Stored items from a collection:
※ ※ ※

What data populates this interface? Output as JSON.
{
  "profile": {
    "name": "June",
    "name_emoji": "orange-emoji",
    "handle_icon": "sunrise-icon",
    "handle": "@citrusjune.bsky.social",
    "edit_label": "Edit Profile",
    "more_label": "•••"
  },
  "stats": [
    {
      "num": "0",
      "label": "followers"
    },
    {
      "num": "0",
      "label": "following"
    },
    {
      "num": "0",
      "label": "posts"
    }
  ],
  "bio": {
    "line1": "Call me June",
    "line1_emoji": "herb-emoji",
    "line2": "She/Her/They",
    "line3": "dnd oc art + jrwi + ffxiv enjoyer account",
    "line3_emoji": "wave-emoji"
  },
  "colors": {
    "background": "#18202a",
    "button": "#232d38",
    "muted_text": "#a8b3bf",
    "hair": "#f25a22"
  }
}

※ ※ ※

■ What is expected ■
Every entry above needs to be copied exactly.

■ Response box ■
What data populates this interface? Output as JSON.
{
  "profile": {
    "name": "June",
    "name_emoji": "orange-emoji",
    "handle_icon": "sunrise-icon",
    "handle": "@citrusjune.bsky.social",
    "edit_label": "Edit Profile",
    "more_label": "•••"
  },
  "stats": [
    {
      "num": "0",
      "label": "followers"
    },
    {
      "num": "0",
      "label": "following"
    },
    {
      "num": "0",
      "label": "posts"
    }
  ],
  "bio": {
    "line1": "Call me June",
    "line1_emoji": "herb-emoji",
    "line2": "She/Her/They",
    "line3": "dnd oc art + jrwi + ffxiv enjoyer account",
    "line3_emoji": "wave-emoji"
  },
  "colors": {
    "background": "#18202a",
    "button": "#232d38",
    "muted_text": "#a8b3bf",
    "hair": "#f25a22"
  }
}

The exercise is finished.